“It’s about protecting the environment in the future. I think it’s good that there are certain lines that you don’t cross, places that you can’t go. New Zealand is the way it is because concepts like this are an integral part of tourism.”
Kilgenstein first came to New Zealand to complete her studies and have a working holiday.
Her first job in 2018 was as a travel consultant at ANZ Nature Tours, which organizes tours for German speakers.
She then moved on to Flying Kiwi, where she met other guides who recommended the adventure tourism courses offered at the Nelson Marlborough Institute of Technology (NMIT).
As a result, she earned her degree along with two other qualifications from NMIT – the Certificate and Diploma in Adventure Tourism and Guiding.
“My original focus was on a working holiday, but once I entered the industry and started studying, I could see there were endless opportunities to do more and more. “, she said.

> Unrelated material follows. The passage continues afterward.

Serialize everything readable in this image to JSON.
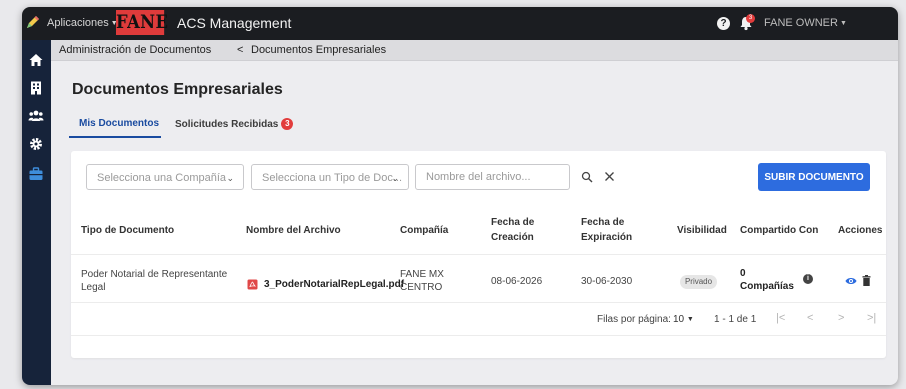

“I didn’t really plan it as a career, but I love it now.”
Since the end of the ski season and his job as a snowboard instructor at The Remarkables, Kilgenstein has spent a month guiding kayaking in the Marlborough Sounds and has now started a new role as a summer kayak guide in the park. National Abel Tasman.
She said most of her guests at Marlborough were young Germans, who enjoyed nature, hiking and “not many people”.